[[ Task data open ]]

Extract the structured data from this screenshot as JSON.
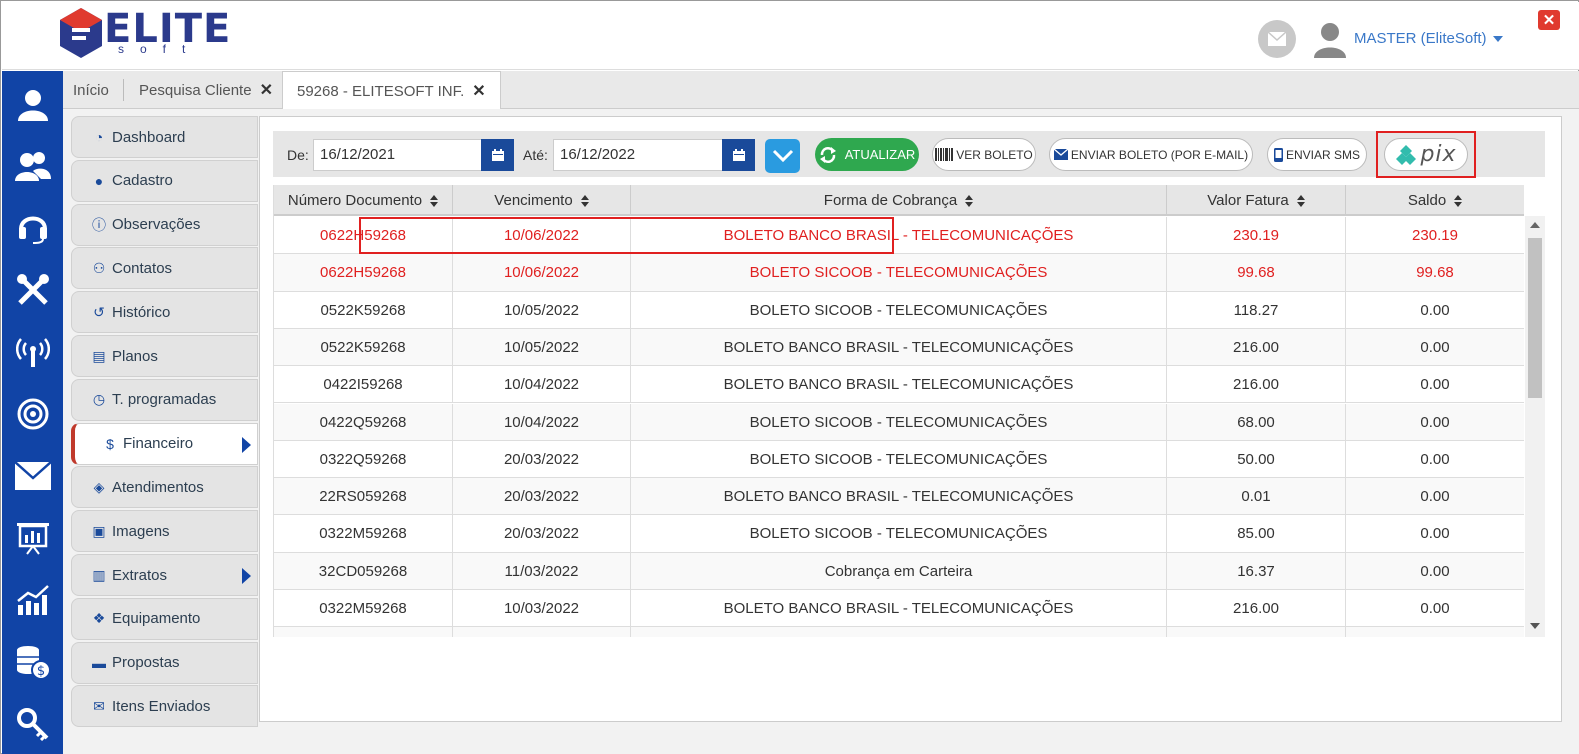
{
  "brand": {
    "name": "ELITE",
    "sub": "soft"
  },
  "header": {
    "user": "MASTER (EliteSoft)"
  },
  "tabs": [
    {
      "label": "Início"
    },
    {
      "label": "Pesquisa Cliente"
    },
    {
      "label": "59268 - ELITESOFT INF."
    }
  ],
  "sidebar_icons": [
    "user-icon",
    "users-icon",
    "headset-icon",
    "tools-icon",
    "antenna-icon",
    "target-icon",
    "mail-icon",
    "presentation-icon",
    "chart-up-icon",
    "database-money-icon",
    "key-icon"
  ],
  "menu": [
    {
      "label": "Dashboard",
      "icon": "dashboard-icon"
    },
    {
      "label": "Cadastro",
      "icon": "user-circle-icon"
    },
    {
      "label": "Observações",
      "icon": "info-icon"
    },
    {
      "label": "Contatos",
      "icon": "users-icon"
    },
    {
      "label": "Histórico",
      "icon": "history-icon"
    },
    {
      "label": "Planos",
      "icon": "list-icon"
    },
    {
      "label": "T. programadas",
      "icon": "clock-icon"
    },
    {
      "label": "Financeiro",
      "icon": "dollar-icon",
      "active": true
    },
    {
      "label": "Atendimentos",
      "icon": "ticket-icon"
    },
    {
      "label": "Imagens",
      "icon": "image-icon"
    },
    {
      "label": "Extratos",
      "icon": "bar-chart-icon"
    },
    {
      "label": "Equipamento",
      "icon": "cubes-icon"
    },
    {
      "label": "Propostas",
      "icon": "briefcase-icon"
    },
    {
      "label": "Itens Enviados",
      "icon": "envelope-open-icon"
    }
  ],
  "filter": {
    "from_label": "De:",
    "from_value": "16/12/2021",
    "to_label": "Até:",
    "to_value": "16/12/2022",
    "refresh_label": "ATUALIZAR",
    "boleto_label": "VER BOLETO",
    "email_label": "ENVIAR BOLETO (POR E-MAIL)",
    "sms_label": "ENVIAR SMS",
    "pix_label": "pix"
  },
  "table": {
    "columns": [
      "Número Documento",
      "Vencimento",
      "Forma de Cobrança",
      "Valor Fatura",
      "Saldo"
    ],
    "rows": [
      {
        "doc": "0622H59268",
        "venc": "10/06/2022",
        "forma": "BOLETO BANCO BRASIL - TELECOMUNICAÇÕES",
        "valor": "230.19",
        "saldo": "230.19",
        "overdue": true
      },
      {
        "doc": "0622H59268",
        "venc": "10/06/2022",
        "forma": "BOLETO SICOOB - TELECOMUNICAÇÕES",
        "valor": "99.68",
        "saldo": "99.68",
        "overdue": true
      },
      {
        "doc": "0522K59268",
        "venc": "10/05/2022",
        "forma": "BOLETO SICOOB - TELECOMUNICAÇÕES",
        "valor": "118.27",
        "saldo": "0.00"
      },
      {
        "doc": "0522K59268",
        "venc": "10/05/2022",
        "forma": "BOLETO BANCO BRASIL - TELECOMUNICAÇÕES",
        "valor": "216.00",
        "saldo": "0.00"
      },
      {
        "doc": "0422I59268",
        "venc": "10/04/2022",
        "forma": "BOLETO BANCO BRASIL - TELECOMUNICAÇÕES",
        "valor": "216.00",
        "saldo": "0.00"
      },
      {
        "doc": "0422Q59268",
        "venc": "10/04/2022",
        "forma": "BOLETO SICOOB - TELECOMUNICAÇÕES",
        "valor": "68.00",
        "saldo": "0.00"
      },
      {
        "doc": "0322Q59268",
        "venc": "20/03/2022",
        "forma": "BOLETO SICOOB - TELECOMUNICAÇÕES",
        "valor": "50.00",
        "saldo": "0.00"
      },
      {
        "doc": "22RS059268",
        "venc": "20/03/2022",
        "forma": "BOLETO BANCO BRASIL - TELECOMUNICAÇÕES",
        "valor": "0.01",
        "saldo": "0.00"
      },
      {
        "doc": "0322M59268",
        "venc": "20/03/2022",
        "forma": "BOLETO SICOOB - TELECOMUNICAÇÕES",
        "valor": "85.00",
        "saldo": "0.00"
      },
      {
        "doc": "32CD059268",
        "venc": "11/03/2022",
        "forma": "Cobrança em Carteira",
        "valor": "16.37",
        "saldo": "0.00"
      },
      {
        "doc": "0322M59268",
        "venc": "10/03/2022",
        "forma": "BOLETO BANCO BRASIL -  TELECOMUNICAÇÕES",
        "valor": "216.00",
        "saldo": "0.00"
      }
    ]
  },
  "colors": {
    "primary": "#1144a6",
    "alert": "#e02020",
    "success": "#2fa84f",
    "accent": "#2a9be0"
  }
}
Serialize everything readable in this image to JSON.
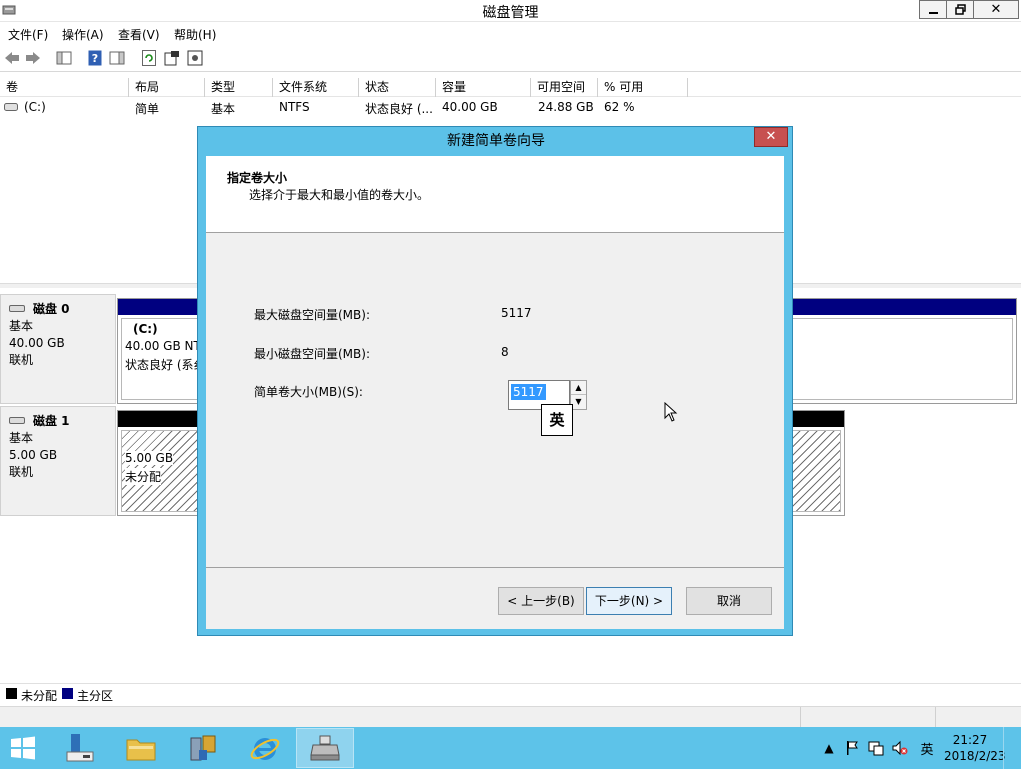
{
  "window": {
    "title": "磁盘管理"
  },
  "menu": {
    "file": "文件(F)",
    "action": "操作(A)",
    "view": "查看(V)",
    "help": "帮助(H)"
  },
  "volume_list": {
    "columns": [
      "卷",
      "布局",
      "类型",
      "文件系统",
      "状态",
      "容量",
      "可用空间",
      "% 可用"
    ],
    "rows": [
      {
        "volume": "(C:)",
        "layout": "简单",
        "type": "基本",
        "fs": "NTFS",
        "status": "状态良好 (...",
        "capacity": "40.00 GB",
        "free": "24.88 GB",
        "pct_free": "62 %"
      }
    ]
  },
  "disks": [
    {
      "name": "磁盘 0",
      "kind": "基本",
      "size": "40.00 GB",
      "state": "联机",
      "partition": {
        "label": "(C:)",
        "line1": "40.00 GB NT",
        "line2": "状态良好 (系纟"
      }
    },
    {
      "name": "磁盘 1",
      "kind": "基本",
      "size": "5.00 GB",
      "state": "联机",
      "partition": {
        "line1": "5.00 GB",
        "line2": "未分配"
      }
    }
  ],
  "legend": {
    "unallocated": "未分配",
    "primary": "主分区",
    "unallocated_color": "#000000",
    "primary_color": "#000080"
  },
  "dialog": {
    "title": "新建简单卷向导",
    "heading": "指定卷大小",
    "subheading": "选择介于最大和最小值的卷大小。",
    "max_label": "最大磁盘空间量(MB):",
    "max_value": "5117",
    "min_label": "最小磁盘空间量(MB):",
    "min_value": "8",
    "size_label": "简单卷大小(MB)(S):",
    "size_value": "5117",
    "ime_char": "英",
    "back_label": "< 上一步(B)",
    "next_label": "下一步(N) >",
    "cancel_label": "取消"
  },
  "tray": {
    "ime": "英",
    "time": "21:27",
    "date": "2018/2/23"
  },
  "colors": {
    "accent": "#5cc1e8",
    "taskbar": "#5dc3e9",
    "dialog_close": "#c75050",
    "selection": "#3399ff"
  }
}
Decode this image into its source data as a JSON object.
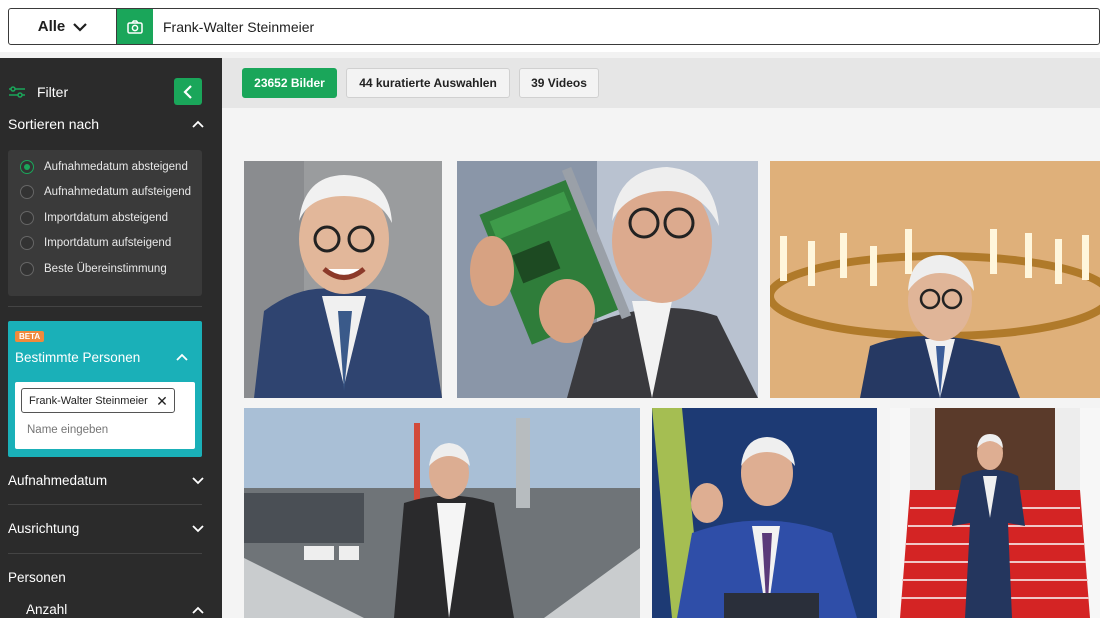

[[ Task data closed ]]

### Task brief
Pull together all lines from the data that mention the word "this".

### Answer box
Extract the structured data from this screenshot as JSON.
Serialize everything readable in this image to JSON.
Decode this image into its source data as a JSON object.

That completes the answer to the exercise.